Redundant Gloucestershire librarians back on payroll
Thirty-four members of Gloucestershire libraries service who were made redundant have been re-employed by the council on casual contracts.
The Conservative-run county council wanted to stop funding 10 libraries and transfer them to the community.
But this was challenged in the High Court and a judicial review of the council's decision ordered.
Leader of the Liberal Democrat opposition Jeremy Hilton said the whole review had been an "utter disaster".
Mr Hilton added Judge Martin McKenna's decision last month that the closures were "unlawful" meant the council had had to go back to the original opening hours.
"This is a fine example of the shambles in the way the council has handled the matter.
"The whole review looks like it has been worked out on the back of a fag packet," Mr Hilton added.
But Councillor Mark Hawthorne, leader of Gloucestershire County Council, said the Lib Dems' own budget proposals last year included 75% of library savings.
"We're continuing to draw up our proposals for the future of Gloucestershire libraries, which will be published in the new year," he added.
In a Freedom of Information request from the BBC, the authority said the 34 people had worked a total of 683 hours over 16 weeks.
"This averages out at about 57 hours per week across all libraries which is 4.8% of all opening hours.

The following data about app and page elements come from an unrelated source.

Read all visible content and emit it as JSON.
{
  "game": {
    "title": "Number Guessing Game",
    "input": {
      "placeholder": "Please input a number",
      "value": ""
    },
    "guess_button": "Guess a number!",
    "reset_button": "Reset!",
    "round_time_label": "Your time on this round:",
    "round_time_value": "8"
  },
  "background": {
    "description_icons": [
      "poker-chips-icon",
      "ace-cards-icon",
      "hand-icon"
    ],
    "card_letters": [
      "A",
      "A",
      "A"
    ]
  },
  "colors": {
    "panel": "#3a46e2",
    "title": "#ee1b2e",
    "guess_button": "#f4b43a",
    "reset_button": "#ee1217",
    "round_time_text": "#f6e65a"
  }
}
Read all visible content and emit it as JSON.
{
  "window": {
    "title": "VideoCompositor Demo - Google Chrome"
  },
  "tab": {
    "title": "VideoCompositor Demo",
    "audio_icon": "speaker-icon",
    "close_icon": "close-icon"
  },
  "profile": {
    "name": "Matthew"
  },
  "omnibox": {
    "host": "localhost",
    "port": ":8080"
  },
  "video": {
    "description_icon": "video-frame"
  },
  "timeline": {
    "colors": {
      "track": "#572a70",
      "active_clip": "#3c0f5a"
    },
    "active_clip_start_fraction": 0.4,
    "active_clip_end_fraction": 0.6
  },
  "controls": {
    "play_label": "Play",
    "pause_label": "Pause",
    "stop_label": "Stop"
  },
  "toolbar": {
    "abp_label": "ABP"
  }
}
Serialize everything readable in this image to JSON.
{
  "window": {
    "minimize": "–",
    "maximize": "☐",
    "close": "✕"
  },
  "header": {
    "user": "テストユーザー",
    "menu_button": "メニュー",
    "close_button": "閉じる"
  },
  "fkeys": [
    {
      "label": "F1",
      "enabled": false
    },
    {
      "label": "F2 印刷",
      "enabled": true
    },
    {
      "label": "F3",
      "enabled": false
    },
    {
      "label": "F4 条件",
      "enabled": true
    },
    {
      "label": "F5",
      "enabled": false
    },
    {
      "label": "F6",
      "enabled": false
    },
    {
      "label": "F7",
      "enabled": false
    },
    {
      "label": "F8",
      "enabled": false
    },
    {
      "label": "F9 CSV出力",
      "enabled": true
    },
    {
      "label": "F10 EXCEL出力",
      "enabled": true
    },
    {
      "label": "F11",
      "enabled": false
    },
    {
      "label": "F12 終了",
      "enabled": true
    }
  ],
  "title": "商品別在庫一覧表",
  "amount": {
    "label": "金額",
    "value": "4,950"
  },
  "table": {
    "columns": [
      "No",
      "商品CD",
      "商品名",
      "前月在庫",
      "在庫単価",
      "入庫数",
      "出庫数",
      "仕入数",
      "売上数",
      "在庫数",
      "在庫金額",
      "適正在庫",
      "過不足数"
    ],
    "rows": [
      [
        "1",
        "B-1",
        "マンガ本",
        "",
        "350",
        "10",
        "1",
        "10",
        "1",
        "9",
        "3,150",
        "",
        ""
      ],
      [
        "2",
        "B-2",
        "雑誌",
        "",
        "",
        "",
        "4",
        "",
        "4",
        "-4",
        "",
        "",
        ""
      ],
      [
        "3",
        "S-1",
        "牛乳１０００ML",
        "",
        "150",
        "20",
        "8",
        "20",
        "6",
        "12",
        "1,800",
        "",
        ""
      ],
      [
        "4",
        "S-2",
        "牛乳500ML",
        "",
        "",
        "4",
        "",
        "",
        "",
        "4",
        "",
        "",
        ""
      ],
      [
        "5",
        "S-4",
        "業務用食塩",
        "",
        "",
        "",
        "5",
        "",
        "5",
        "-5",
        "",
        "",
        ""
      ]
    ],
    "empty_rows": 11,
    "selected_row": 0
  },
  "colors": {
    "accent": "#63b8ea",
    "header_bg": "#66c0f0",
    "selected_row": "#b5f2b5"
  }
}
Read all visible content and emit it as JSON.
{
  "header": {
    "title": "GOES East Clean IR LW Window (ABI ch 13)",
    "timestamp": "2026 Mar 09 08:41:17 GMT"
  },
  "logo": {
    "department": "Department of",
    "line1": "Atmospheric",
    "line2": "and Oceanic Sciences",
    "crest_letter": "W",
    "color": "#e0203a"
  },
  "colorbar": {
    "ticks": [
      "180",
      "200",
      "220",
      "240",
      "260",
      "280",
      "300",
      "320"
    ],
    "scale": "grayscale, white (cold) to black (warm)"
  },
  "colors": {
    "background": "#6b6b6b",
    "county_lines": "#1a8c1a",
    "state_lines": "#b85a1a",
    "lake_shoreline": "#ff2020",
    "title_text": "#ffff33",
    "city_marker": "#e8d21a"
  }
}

"These workers were recruited to expand the numbers on the casual relief register specifically to cover these opening hours under the terms of the injunction issued on 7 July 2011, whilst waiting for the full judicial review hearing," Mr Hawthorne said.
Self service machines
The council defines a casual contract as one where it is not obliged to offer work or the individual to accept it.
During the period 1 April 2011 to 31 November 2011, 66 members of library staff were made redundant at a cost of more than £1m.
Half of these redundancies were due to a restructure of management level posts, senior library officers and back office support, a council spokesman said.
"This is in line with efficiencies taken across all council services in response to the 30% cut in council funding.
"These staff were not working directly in front-line customer assistant posts in the county's libraries.
"The introduction of self service machines has also reduced staffing requirements in libraries," he added.